What's that? You're wondering what went in next? Then come on back tomorrow for a little "reveal."
Wednesday, May 14, 2014
Lettuces give shade and protection to newly transplanted tomatoes. Chive and scallion greens shelter zinnia sprouts, and basil is germinating in the shade of kale.
Monday, May 5, 2014

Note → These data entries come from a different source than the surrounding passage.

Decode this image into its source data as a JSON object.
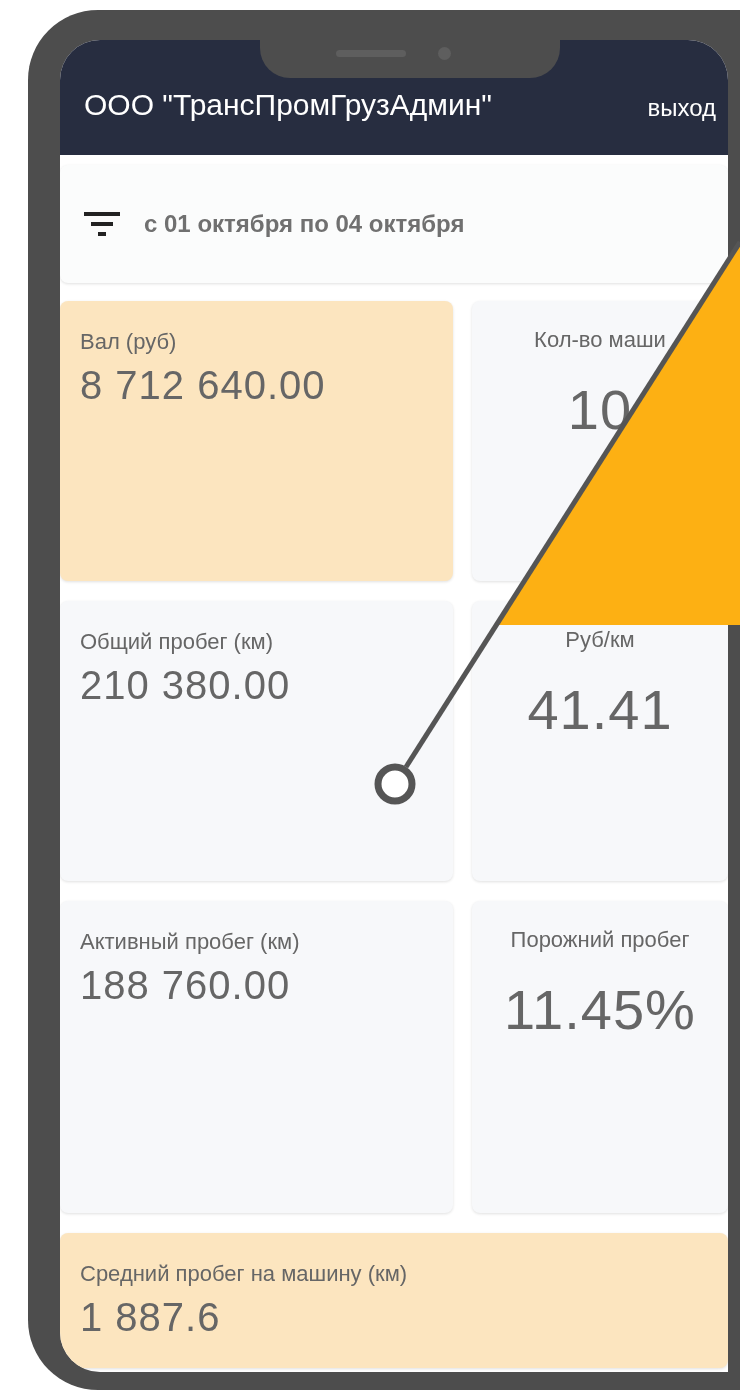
{
  "header": {
    "title": "ООО \"ТрансПромГрузАдмин\"",
    "logout": "выход"
  },
  "filter": {
    "period": "с 01 октября по 04 октября"
  },
  "cards": [
    {
      "label": "Вал (руб)",
      "value": "8 712 640.00",
      "highlighted": true
    },
    {
      "label": "Кол-во маши",
      "value": "10",
      "highlighted": false
    },
    {
      "label": "Общий пробег (км)",
      "value": "210 380.00",
      "highlighted": false
    },
    {
      "label": "Руб/км",
      "value": "41.41",
      "highlighted": false
    },
    {
      "label": "Активный пробег (км)",
      "value": "188 760.00",
      "highlighted": false
    },
    {
      "label": "Порожний пробег",
      "value": "11.45%",
      "highlighted": false
    }
  ],
  "summary": {
    "label": "Средний пробег на машину (км)",
    "value": "1 887.6",
    "highlighted": true
  }
}
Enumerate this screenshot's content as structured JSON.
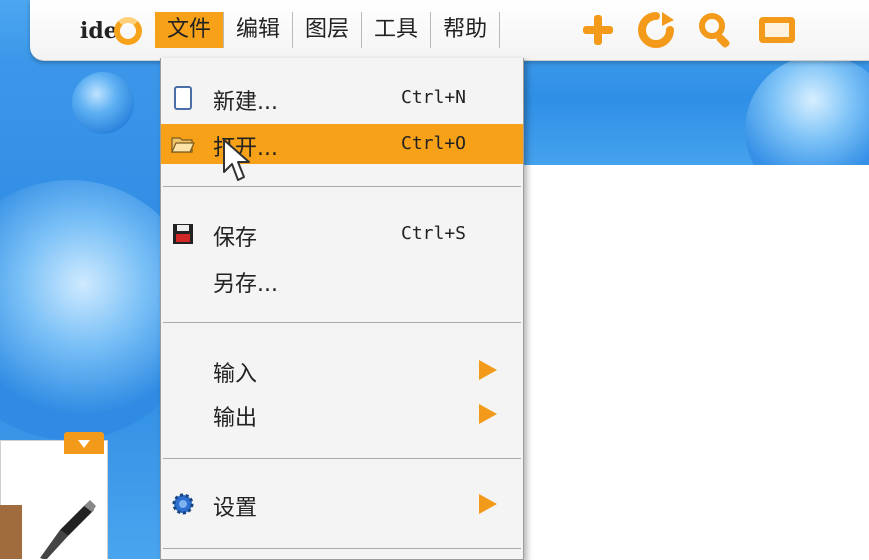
{
  "app": {
    "logo_text": "ide"
  },
  "menubar": {
    "items": [
      {
        "label": "文件",
        "active": true
      },
      {
        "label": "编辑"
      },
      {
        "label": "图层"
      },
      {
        "label": "工具"
      },
      {
        "label": "帮助"
      }
    ],
    "tools": [
      "add-icon",
      "rotate-icon",
      "zoom-icon",
      "frame-icon"
    ]
  },
  "file_menu": {
    "items": [
      {
        "label": "新建...",
        "shortcut": "Ctrl+N",
        "icon": "new-document-icon"
      },
      {
        "label": "打开...",
        "shortcut": "Ctrl+O",
        "icon": "open-folder-icon",
        "highlighted": true
      },
      {
        "label": "保存",
        "shortcut": "Ctrl+S",
        "icon": "save-icon"
      },
      {
        "label": "另存..."
      },
      {
        "label": "输入",
        "submenu": true
      },
      {
        "label": "输出",
        "submenu": true
      },
      {
        "label": "设置",
        "submenu": true,
        "icon": "settings-gear-icon"
      }
    ]
  },
  "colors": {
    "accent": "#f6a117",
    "background_blue": "#2f8fe6"
  }
}
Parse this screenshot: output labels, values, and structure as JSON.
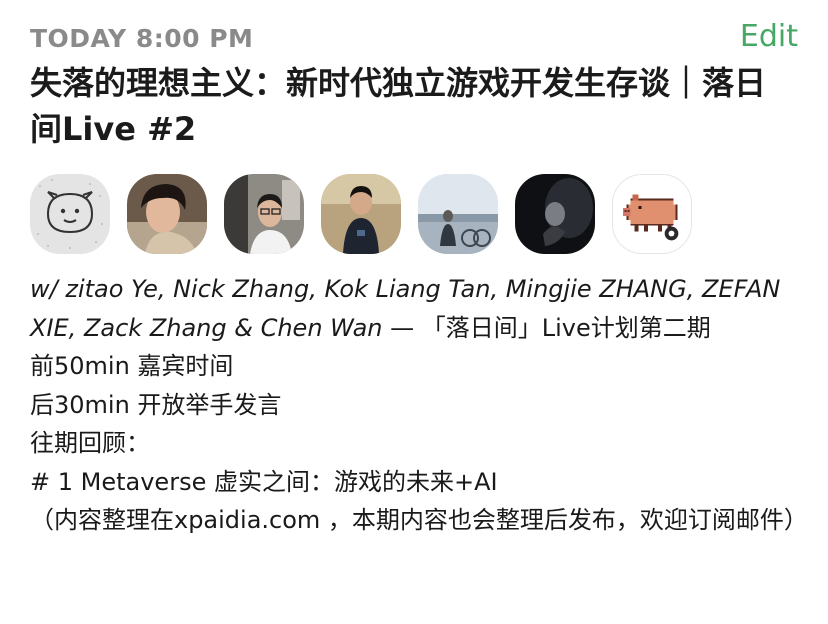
{
  "header": {
    "time": "TODAY 8:00 PM",
    "edit_label": "Edit"
  },
  "event": {
    "title": "失落的理想主义：新时代独立游戏开发生存谈｜落日间Live #2"
  },
  "avatars": [
    {
      "name": "drawn-face-avatar",
      "icon": "doodle-face"
    },
    {
      "name": "person-avatar-1",
      "icon": "photo"
    },
    {
      "name": "person-avatar-2",
      "icon": "photo"
    },
    {
      "name": "person-avatar-3",
      "icon": "photo"
    },
    {
      "name": "person-avatar-4",
      "icon": "photo"
    },
    {
      "name": "person-avatar-5",
      "icon": "photo"
    },
    {
      "name": "pixel-pig-avatar",
      "icon": "pixel-pig"
    }
  ],
  "description": {
    "guests_line": "w/ zitao Ye, Nick Zhang, Kok Liang Tan, Mingjie ZHANG, ZEFAN XIE, Zack Zhang & Chen Wan",
    "program_line": " — 「落日间」Live计划第二期",
    "line_1": "前50min 嘉宾时间",
    "line_2": "后30min 开放举手发言",
    "line_3": "往期回顾：",
    "line_4": "# 1 Metaverse 虚实之间：游戏的未来+AI",
    "line_5": "（内容整理在xpaidia.com ，本期内容也会整理后发布，欢迎订阅邮件）"
  },
  "colors": {
    "accent": "#47a865",
    "muted": "#8a8a8a",
    "text": "#1a1a1a"
  }
}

As I have moved toward more organic methods of gardening, my awareness of what non-organic practices affect (like the food on our table, skin care, and the environment) has steadily increased. And as knowledge increases, so does sorrow. Realizing what "mineral oil" really means (found that out on an episode of Dirty Jobs) was the wake-up call that began my journey away from mainstream skin care practices. And when you realize that your skin is your body's largest organ, and brings an alarming amount of what you put on it INTO your body, your label-checking broadens from just your food to include your skin care as well. Which has led me to a lot less skin care purchases at the store.
After paring down products that contained things I didn't want on my skin, I had little left. I used nothing to cleanse my face but a mixture of extra virgin olive oil and castor oil (and scrubbed with a hot washcloth), and nothing to moisturize but coconut oil. Oil dissolves oil, so without soap my skin brightened, cleared, and felt softer after cleansing. I thought I had found the most natural, complete skin care I needed.
|My incredible photography shoot in the nursery. Ha.|
Then I attended a Savvy Boheme party, and BOY was it an educational experience! Keri passed around the products she has formulated from raw and natural sources, and also blew our minds with the science behind why her products work. Like how the sugar in her scrub creates alpha hydroxy acid when used on your skin -- but it contains real, live ingredients that work on your skin in a way that pharmaceutically formulated products simply can't. Amazing. And each item I tried intoxicated my senses with the aromas of coffee, rose, lavender, citrus, cocoa or rosemary. But I thought I had all I needed with my oil cleanser and my coconut oil. So I bought a deodorant (that works - without aluminum!) from her and took home a tester of Anouk raw whipped shea butter, and thought I was done.
|Whipped Shea Butter - light, creamy, heavenly|
It wasn't until I used that whipped shea butter that I realized what I had been missing. Though it was effective against blemishes because of its antibacterial, antifungal properties, the coconut oil didn't keep my skin soft all day. It left it dry half-way to lunch. Turns out it's an astringent, and couldn't touch the whipped shea's effectiveness as a moisturizer. Plus, the Anouk whipped shea butter's aroma of lavender and vanilla was just the pampering this mother of three little kids needed to get going in the morning. Or mid-afternoon.
|Raw Sugar Scrub - when you cleanse with oil rather than soap, your skin no longer needs to compensate for lost sebum, and ends up being less oily overall. Counter-intuitive but true.|
Please note that Savvy Boheme has not offered me any compensation for my review or for holding this giveaway - both were my ideas. This blog is a wonderful way to me to give back to small businesses by promoting them in my little circle, and this is a business I truly believe in.
Posted by The Conservationist at 6:30 AM
Tuesday, April 22, 2014
... and in honor of me finally getting a few lessons on how to use my real camera
... and in honor of photos from a real camera as opposed to the iPhone. Enjoy.